## WHAT YOU WILL DO
Restate the entries below word for word, omitting nothing.

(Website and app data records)
┌──

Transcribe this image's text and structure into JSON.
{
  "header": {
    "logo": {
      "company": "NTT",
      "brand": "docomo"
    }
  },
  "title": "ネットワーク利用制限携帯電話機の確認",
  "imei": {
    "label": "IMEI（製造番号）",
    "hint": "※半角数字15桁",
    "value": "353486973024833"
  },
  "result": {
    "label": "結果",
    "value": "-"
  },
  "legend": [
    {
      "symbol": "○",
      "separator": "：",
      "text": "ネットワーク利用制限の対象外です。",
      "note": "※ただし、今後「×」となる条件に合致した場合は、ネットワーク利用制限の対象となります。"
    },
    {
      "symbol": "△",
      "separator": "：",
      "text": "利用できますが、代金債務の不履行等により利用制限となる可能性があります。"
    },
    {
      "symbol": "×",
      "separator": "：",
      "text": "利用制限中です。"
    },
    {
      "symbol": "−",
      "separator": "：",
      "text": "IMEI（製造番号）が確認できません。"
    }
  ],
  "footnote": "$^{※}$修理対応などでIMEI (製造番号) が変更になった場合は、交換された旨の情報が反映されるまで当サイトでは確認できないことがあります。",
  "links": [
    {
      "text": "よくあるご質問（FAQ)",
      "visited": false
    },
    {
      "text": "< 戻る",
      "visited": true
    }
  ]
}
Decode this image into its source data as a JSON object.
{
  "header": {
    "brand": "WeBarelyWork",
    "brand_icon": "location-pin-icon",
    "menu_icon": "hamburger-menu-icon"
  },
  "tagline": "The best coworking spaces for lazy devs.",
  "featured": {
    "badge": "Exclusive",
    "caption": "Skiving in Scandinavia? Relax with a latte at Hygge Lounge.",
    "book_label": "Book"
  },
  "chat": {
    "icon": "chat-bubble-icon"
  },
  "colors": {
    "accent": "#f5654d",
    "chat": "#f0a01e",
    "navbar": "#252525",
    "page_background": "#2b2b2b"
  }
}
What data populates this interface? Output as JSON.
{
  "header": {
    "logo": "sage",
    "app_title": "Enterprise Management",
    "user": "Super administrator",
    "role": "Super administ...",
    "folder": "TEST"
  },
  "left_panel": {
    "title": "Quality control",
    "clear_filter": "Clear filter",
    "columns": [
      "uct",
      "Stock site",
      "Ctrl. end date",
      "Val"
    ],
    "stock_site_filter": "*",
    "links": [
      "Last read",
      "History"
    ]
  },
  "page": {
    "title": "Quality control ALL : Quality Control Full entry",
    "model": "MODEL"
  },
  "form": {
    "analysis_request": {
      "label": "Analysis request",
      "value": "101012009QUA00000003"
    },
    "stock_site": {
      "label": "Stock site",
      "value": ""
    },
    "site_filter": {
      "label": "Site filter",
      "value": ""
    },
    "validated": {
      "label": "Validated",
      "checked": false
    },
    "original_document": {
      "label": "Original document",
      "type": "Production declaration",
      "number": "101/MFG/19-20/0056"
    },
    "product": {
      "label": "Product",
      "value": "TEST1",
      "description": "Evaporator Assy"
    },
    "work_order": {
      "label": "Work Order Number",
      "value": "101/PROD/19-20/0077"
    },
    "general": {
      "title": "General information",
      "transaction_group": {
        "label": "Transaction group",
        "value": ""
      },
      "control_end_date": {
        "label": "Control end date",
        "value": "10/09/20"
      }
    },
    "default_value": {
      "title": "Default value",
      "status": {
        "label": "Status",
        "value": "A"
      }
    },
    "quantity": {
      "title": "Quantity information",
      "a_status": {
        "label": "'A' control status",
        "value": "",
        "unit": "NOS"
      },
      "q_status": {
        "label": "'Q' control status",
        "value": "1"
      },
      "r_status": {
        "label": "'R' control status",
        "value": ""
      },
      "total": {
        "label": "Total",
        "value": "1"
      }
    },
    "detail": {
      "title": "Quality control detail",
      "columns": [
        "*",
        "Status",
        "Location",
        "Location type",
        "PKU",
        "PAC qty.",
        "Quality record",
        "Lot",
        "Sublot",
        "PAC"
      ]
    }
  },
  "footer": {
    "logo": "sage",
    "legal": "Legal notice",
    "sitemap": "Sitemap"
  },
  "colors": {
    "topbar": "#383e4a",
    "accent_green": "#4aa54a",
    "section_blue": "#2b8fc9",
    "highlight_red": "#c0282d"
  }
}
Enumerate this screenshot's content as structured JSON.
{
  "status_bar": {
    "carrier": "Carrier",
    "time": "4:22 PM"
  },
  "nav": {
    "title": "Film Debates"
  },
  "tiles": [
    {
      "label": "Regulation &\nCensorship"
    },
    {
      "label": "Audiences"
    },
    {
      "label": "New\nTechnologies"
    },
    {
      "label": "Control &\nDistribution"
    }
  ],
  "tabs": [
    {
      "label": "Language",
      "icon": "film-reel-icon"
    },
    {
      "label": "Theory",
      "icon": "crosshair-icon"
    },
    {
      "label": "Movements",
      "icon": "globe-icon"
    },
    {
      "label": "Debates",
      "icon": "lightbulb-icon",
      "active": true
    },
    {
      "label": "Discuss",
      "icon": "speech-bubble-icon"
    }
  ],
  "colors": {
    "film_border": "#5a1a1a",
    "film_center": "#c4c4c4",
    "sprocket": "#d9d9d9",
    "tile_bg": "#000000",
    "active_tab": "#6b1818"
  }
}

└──

## RESPONSE
Transcribe this image's text and structure into JSON.
{
  "header": {
    "logo": {
      "company": "NTT",
      "brand": "docomo"
    }
  },
  "title": "ネットワーク利用制限携帯電話機の確認",
  "imei": {
    "label": "IMEI（製造番号）",
    "hint": "※半角数字15桁",
    "value": "353486973024833"
  },
  "result": {
    "label": "結果",
    "value": "-"
  },
  "legend": [
    {
      "symbol": "○",
      "separator": "：",
      "text": "ネットワーク利用制限の対象外です。",
      "note": "※ただし、今後「×」となる条件に合致した場合は、ネットワーク利用制限の対象となります。"
    },
    {
      "symbol": "△",
      "separator": "：",
      "text": "利用できますが、代金債務の不履行等により利用制限となる可能性があります。"
    },
    {
      "symbol": "×",
      "separator": "：",
      "text": "利用制限中です。"
    },
    {
      "symbol": "−",
      "separator": "：",
      "text": "IMEI（製造番号）が確認できません。"
    }
  ],
  "footnote": "$^{※}$修理対応などでIMEI (製造番号) が変更になった場合は、交換された旨の情報が反映されるまで当サイトでは確認できないことがあります。",
  "links": [
    {
      "text": "よくあるご質問（FAQ)",
      "visited": false
    },
    {
      "text": "< 戻る",
      "visited": true
    }
  ]
}
Decode this image into its source data as a JSON object.
{
  "header": {
    "brand": "WeBarelyWork",
    "brand_icon": "location-pin-icon",
    "menu_icon": "hamburger-menu-icon"
  },
  "tagline": "The best coworking spaces for lazy devs.",
  "featured": {
    "badge": "Exclusive",
    "caption": "Skiving in Scandinavia? Relax with a latte at Hygge Lounge.",
    "book_label": "Book"
  },
  "chat": {
    "icon": "chat-bubble-icon"
  },
  "colors": {
    "accent": "#f5654d",
    "chat": "#f0a01e",
    "navbar": "#252525",
    "page_background": "#2b2b2b"
  }
}
What data populates this interface? Output as JSON.
{
  "header": {
    "logo": "sage",
    "app_title": "Enterprise Management",
    "user": "Super administrator",
    "role": "Super administ...",
    "folder": "TEST"
  },
  "left_panel": {
    "title": "Quality control",
    "clear_filter": "Clear filter",
    "columns": [
      "uct",
      "Stock site",
      "Ctrl. end date",
      "Val"
    ],
    "stock_site_filter": "*",
    "links": [
      "Last read",
      "History"
    ]
  },
  "page": {
    "title": "Quality control ALL : Quality Control Full entry",
    "model": "MODEL"
  },
  "form": {
    "analysis_request": {
      "label": "Analysis request",
      "value": "101012009QUA00000003"
    },
    "stock_site": {
      "label": "Stock site",
      "value": ""
    },
    "site_filter": {
      "label": "Site filter",
      "value": ""
    },
    "validated": {
      "label": "Validated",
      "checked": false
    },
    "original_document": {
      "label": "Original document",
      "type": "Production declaration",
      "number": "101/MFG/19-20/0056"
    },
    "product": {
      "label": "Product",
      "value": "TEST1",
      "description": "Evaporator Assy"
    },
    "work_order": {
      "label": "Work Order Number",
      "value": "101/PROD/19-20/0077"
    },
    "general": {
      "title": "General information",
      "transaction_group": {
        "label": "Transaction group",
        "value": ""
      },
      "control_end_date": {
        "label": "Control end date",
        "value": "10/09/20"
      }
    },
    "default_value": {
      "title": "Default value",
      "status": {
        "label": "Status",
        "value": "A"
      }
    },
    "quantity": {
      "title": "Quantity information",
      "a_status": {
        "label": "'A' control status",
        "value": "",
        "unit": "NOS"
      },
      "q_status": {
        "label": "'Q' control status",
        "value": "1"
      },
      "r_status": {
        "label": "'R' control status",
        "value": ""
      },
      "total": {
        "label": "Total",
        "value": "1"
      }
    },
    "detail": {
      "title": "Quality control detail",
      "columns": [
        "*",
        "Status",
        "Location",
        "Location type",
        "PKU",
        "PAC qty.",
        "Quality record",
        "Lot",
        "Sublot",
        "PAC"
      ]
    }
  },
  "footer": {
    "logo": "sage",
    "legal": "Legal notice",
    "sitemap": "Sitemap"
  },
  "colors": {
    "topbar": "#383e4a",
    "accent_green": "#4aa54a",
    "section_blue": "#2b8fc9",
    "highlight_red": "#c0282d"
  }
}
Enumerate this screenshot's content as structured JSON.
{
  "status_bar": {
    "carrier": "Carrier",
    "time": "4:22 PM"
  },
  "nav": {
    "title": "Film Debates"
  },
  "tiles": [
    {
      "label": "Regulation &\nCensorship"
    },
    {
      "label": "Audiences"
    },
    {
      "label": "New\nTechnologies"
    },
    {
      "label": "Control &\nDistribution"
    }
  ],
  "tabs": [
    {
      "label": "Language",
      "icon": "film-reel-icon"
    },
    {
      "label": "Theory",
      "icon": "crosshair-icon"
    },
    {
      "label": "Movements",
      "icon": "globe-icon"
    },
    {
      "label": "Debates",
      "icon": "lightbulb-icon",
      "active": true
    },
    {
      "label": "Discuss",
      "icon": "speech-bubble-icon"
    }
  ],
  "colors": {
    "film_border": "#5a1a1a",
    "film_center": "#c4c4c4",
    "sprocket": "#d9d9d9",
    "tile_bg": "#000000",
    "active_tab": "#6b1818"
  }
}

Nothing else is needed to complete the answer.